I hear the joke about meteorologists all the time – “I wish I got paid for being right only half the time”. Despite the misperception by some, the forecasting skills at the NWS offices are very good. Skills have improved over the years, not only for routine forecasts of temperature and precipitation, but also for critical severe weather. There are still meteorological surprises every once in awhile, but most of the “it came without warning” cases did indeed have warnings associated with them.
Here is an example where the National Weather Service did a good job of forecasting when and where the rain would fall from this last system over a 5-day period. It is a product called the quantitative precipitation forecast (QPF). I’ve really been impressed with this product over the past few years and rely on it routinely. The first map is the potential 5-day rainfall totals made on July 1. The second map is the actual 5-day rainfall totals over the forecasted period (July 1-5).
Unfortunately, the color schemes is different between the two maps. In general, the areas in red in the first map were expected to receive 2 to 5 inches of rain, while the areas in yellow and red in the second map did receive 2 to 5 inches of rain. Overall, the amounts and overall pattern match up well. Kudos to the folks at NWS.
By the way, more rain is likely on the way over the next five days (last map), with amounts of 1 to 2 inches expected across Illinois.

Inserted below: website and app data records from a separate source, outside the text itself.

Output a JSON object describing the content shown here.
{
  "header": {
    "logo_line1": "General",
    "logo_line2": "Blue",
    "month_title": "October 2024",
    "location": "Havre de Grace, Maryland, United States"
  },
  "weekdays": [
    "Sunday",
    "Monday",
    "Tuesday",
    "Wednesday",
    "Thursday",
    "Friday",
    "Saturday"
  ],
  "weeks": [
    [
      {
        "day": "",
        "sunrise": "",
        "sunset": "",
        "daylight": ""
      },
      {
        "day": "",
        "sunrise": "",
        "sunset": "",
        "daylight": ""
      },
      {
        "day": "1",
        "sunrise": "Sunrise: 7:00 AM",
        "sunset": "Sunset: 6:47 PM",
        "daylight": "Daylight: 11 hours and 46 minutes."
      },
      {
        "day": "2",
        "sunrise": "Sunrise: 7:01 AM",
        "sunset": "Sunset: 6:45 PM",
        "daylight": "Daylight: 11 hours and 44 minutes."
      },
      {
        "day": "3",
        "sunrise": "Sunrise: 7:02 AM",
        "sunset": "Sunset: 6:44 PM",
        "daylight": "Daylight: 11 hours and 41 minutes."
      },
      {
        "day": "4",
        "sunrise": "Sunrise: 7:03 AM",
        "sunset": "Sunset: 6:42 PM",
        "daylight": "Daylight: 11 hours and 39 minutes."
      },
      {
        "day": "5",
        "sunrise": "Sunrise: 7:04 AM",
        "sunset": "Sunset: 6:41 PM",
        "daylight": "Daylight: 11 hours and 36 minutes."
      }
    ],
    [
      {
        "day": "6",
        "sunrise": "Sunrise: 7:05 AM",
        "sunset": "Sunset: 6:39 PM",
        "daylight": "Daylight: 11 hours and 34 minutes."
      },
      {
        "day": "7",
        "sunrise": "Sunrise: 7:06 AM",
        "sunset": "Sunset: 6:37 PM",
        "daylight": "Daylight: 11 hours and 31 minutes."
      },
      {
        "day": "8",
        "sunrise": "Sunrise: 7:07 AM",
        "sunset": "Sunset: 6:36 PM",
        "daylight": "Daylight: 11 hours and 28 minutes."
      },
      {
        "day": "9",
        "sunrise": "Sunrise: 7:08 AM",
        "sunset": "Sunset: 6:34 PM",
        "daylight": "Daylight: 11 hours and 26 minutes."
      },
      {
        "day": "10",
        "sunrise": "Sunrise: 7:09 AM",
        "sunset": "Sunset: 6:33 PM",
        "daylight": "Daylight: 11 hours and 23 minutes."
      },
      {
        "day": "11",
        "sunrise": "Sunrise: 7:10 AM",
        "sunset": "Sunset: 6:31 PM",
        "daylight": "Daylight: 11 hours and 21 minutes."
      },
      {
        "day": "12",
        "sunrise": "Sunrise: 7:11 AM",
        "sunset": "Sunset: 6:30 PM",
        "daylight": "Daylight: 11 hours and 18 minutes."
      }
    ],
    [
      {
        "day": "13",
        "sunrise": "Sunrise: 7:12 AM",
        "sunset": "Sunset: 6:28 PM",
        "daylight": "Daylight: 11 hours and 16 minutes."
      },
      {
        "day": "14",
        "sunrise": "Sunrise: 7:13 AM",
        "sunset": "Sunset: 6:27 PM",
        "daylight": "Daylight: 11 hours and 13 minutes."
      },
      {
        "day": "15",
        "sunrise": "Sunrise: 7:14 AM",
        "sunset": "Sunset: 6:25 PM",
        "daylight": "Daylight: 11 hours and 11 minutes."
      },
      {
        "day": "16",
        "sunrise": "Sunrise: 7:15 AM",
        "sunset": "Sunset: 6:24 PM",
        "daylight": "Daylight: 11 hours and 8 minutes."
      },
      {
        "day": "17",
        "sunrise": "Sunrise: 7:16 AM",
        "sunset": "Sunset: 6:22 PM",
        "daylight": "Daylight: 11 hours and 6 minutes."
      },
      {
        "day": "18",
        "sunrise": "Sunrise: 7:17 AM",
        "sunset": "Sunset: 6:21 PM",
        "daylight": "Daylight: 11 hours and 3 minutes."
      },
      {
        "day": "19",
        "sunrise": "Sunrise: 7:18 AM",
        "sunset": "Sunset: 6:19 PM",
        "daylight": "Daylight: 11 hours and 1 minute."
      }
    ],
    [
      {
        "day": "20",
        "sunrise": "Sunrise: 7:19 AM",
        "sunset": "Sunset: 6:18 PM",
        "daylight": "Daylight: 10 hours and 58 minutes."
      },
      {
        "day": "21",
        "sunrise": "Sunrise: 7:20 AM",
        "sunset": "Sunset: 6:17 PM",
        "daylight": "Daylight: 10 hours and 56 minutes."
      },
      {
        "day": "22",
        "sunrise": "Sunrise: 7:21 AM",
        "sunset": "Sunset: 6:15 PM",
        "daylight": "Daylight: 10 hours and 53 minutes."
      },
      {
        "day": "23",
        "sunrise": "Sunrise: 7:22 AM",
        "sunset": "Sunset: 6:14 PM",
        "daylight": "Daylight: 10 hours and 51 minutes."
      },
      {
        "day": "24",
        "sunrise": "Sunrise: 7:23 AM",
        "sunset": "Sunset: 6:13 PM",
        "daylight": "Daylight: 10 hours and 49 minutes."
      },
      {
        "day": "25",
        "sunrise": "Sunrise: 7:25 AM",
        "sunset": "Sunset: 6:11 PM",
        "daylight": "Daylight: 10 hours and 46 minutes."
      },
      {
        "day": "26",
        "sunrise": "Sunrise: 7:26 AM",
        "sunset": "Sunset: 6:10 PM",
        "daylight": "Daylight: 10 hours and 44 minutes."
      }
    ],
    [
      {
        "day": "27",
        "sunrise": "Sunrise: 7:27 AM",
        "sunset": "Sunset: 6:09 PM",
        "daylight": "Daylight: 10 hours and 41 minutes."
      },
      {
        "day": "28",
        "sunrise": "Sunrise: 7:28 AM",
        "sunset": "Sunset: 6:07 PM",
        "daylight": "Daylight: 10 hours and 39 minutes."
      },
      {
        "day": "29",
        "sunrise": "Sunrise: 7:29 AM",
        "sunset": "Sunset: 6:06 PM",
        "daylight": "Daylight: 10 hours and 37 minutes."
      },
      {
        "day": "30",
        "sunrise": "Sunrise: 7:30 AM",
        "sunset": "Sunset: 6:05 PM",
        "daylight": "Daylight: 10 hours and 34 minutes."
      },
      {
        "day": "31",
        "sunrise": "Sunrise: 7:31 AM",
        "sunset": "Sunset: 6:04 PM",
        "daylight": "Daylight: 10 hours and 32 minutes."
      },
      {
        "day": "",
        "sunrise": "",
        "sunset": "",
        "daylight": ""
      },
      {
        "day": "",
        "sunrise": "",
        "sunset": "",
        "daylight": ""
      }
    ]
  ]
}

You can monitor the NWS quantitative precipitation forecasts (QPF) at http://www.wpc.ncep.noaa.gov/qpf/day1-7.shtml